Remember these stories from Lake Cowichan?

Tim Schewe
Drivesmart column: Rules around bicycle lanes

The lane is often painted green to distinguish it from lanes intended for motor vehicles.

Robert’s column
Robert Barron column: New hospital shouldn’t charge for parking

Paying a parking meter is the last thing people visiting a hospital should have to worry about.

B.C. Health Minister Adrian Dix and Premier John Horgan describe vaccine rollout at the legislature, March 29, 2021. (B.C. government)
1,262 more COVID-19 infections in B.C. Friday, 9,574 active cases

Province’s mass vaccination reaches one million people

People walk past the Olympic rings in Whistler, B.C., Friday, May 15, 2020. Whistler which is a travel destination for tourists around the world is seeing the effects of travel bans due to COVID-19. THE CANADIAN PRESS/Jonathan Hayward
Adults living, working in Whistler, B.C., eligible for COVID-19 vaccine on Monday

The move comes as the province deals with a rush of COVID-19 and variant cases in the community

RCMP display some of the fish seized from three suspects who pleaded guilty to violating the Fisheries Act in 2019, in this undated handout photo. THE CANADIAN PRESS/HO - RCMP
3 banned from fishing, holding licences after overfishing violations near Vancouver Island

Mounties seized the group’s 30-foot fishing vessel and all equipment on board at the time

B.C. Premier John Horgan responds to questions during a postelection news conference in Vancouver, on Sunday, October 25, 2020. British Columbia’s opposition Liberals and Greens acknowledge the COVID-19 pandemic has presented huge challenges for Horgan’s government, but they say Monday’s throne speech must outline a coherent plan for the province’s economic, health, social and environmental future. THE CANADIAN PRESS/Darryl Dyck
Horgan’s NDP to bring in throne speech in B.C., Opposition wants coherent plan

Farnworth said the budget will include details of government investment in communities and infrastructure

FILE - An arena worker removes the net from the ice after the Vancouver Canucks and Calgary Flames NHL hockey game was postponed due to a positive COVID-19 test result, in Vancouver, British Columbia, in this Wednesday, March 31, 2021, file photo. As vaccinations ramp up past a pace of 3 million a day in the U.S, the NHL is in a tougher spot than the other three major North American professional sports leagues because seven of 31 teams are based on Canada. (Darryl Dyck/The Canadian Press via AP, File)
Vancouver Canucks scheduled to practice Sunday, resume games April 16 after COVID outbreak

Canucks outbreak delayed the team’s season by eight games

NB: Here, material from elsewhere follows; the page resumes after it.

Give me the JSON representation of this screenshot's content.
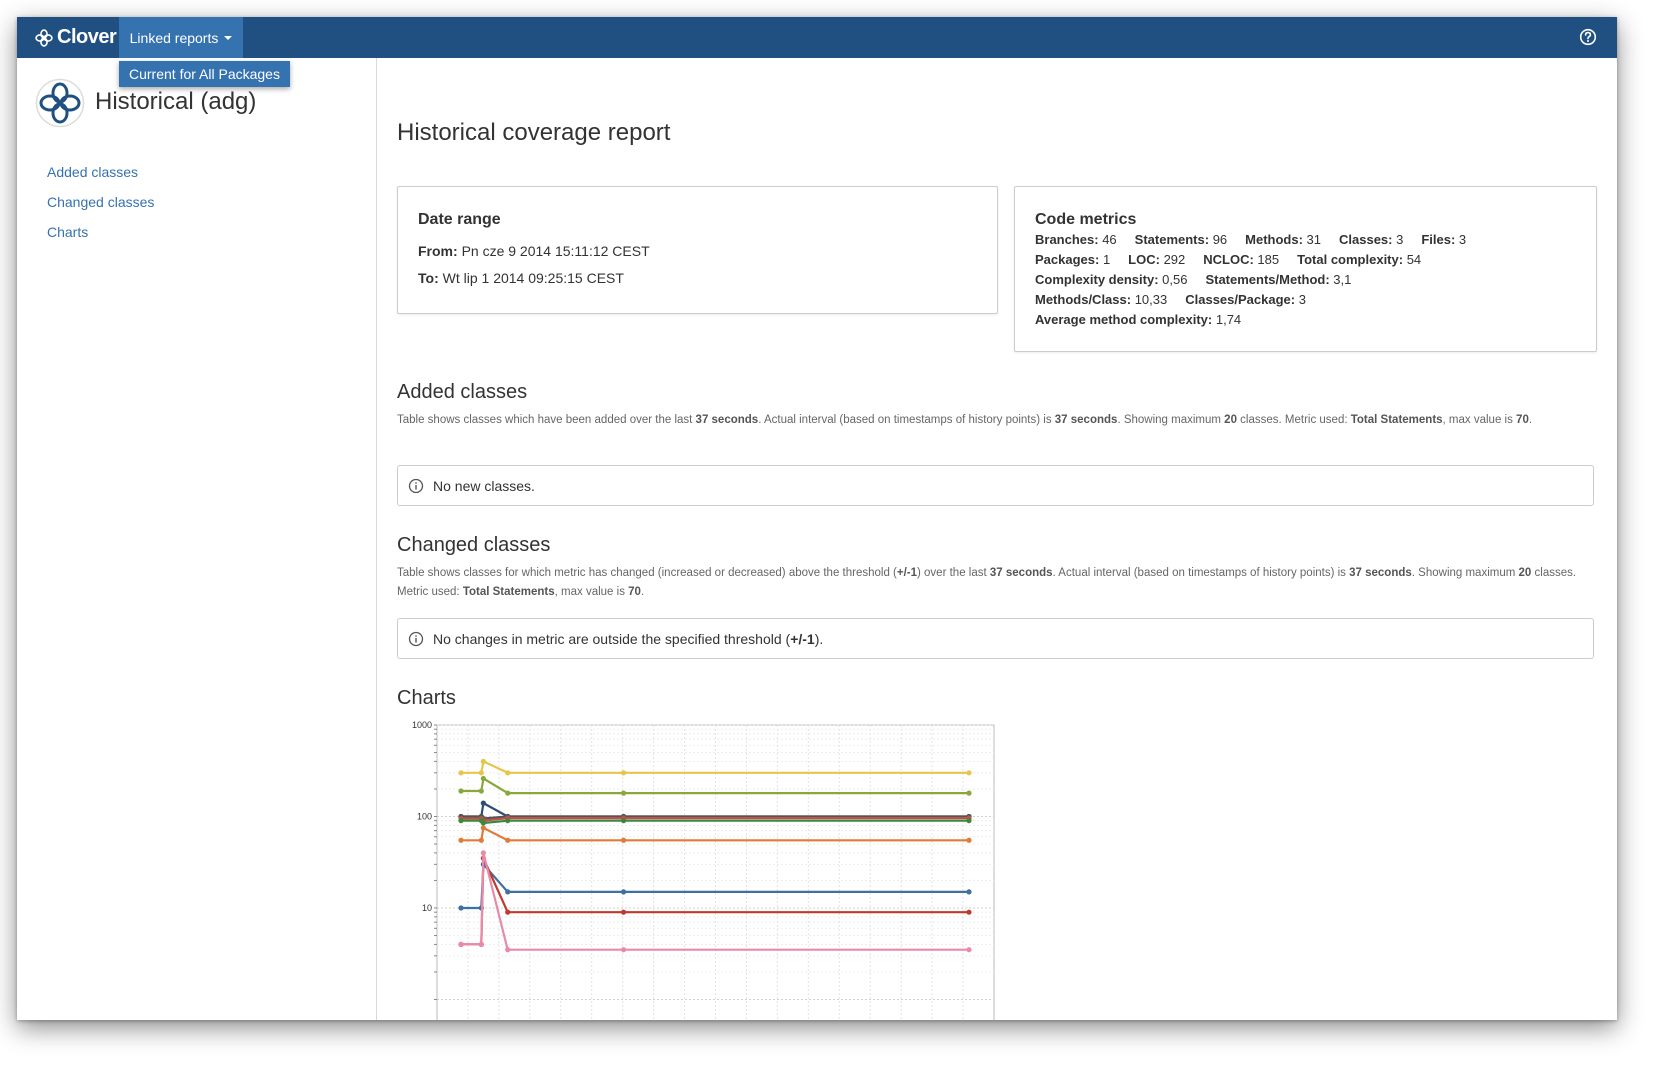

Two-year-old Ivy McLeod, seen here on April 9, 2021 with four-year-old sister Elena and mom Vanessa, was born with limb differences. The family, including husband/dad Sean McLeod, is looking for a family puppy that also has a limb difference. (Jenna Hauck/ Chilliwack Progress)
B.C. family looking for puppy with limb difference, just like 2-year-old Ivy

Ivy McLeod born as bilateral amputee, now her family wants to find ‘companion’ puppy for her

A vehicle that was driven through the wall of a parkade at Uptown Shopping Centre and into the nearby Walmart on April 9 was removed through another hole in the wall later that night. (Photo via Saanich Police Department and Ayush Kakkar)
Vehicle launched into B.C. Walmart removed following rescue of trapped workers

Crews cut new hole in parkade wall to remove vehicle safely

Most Read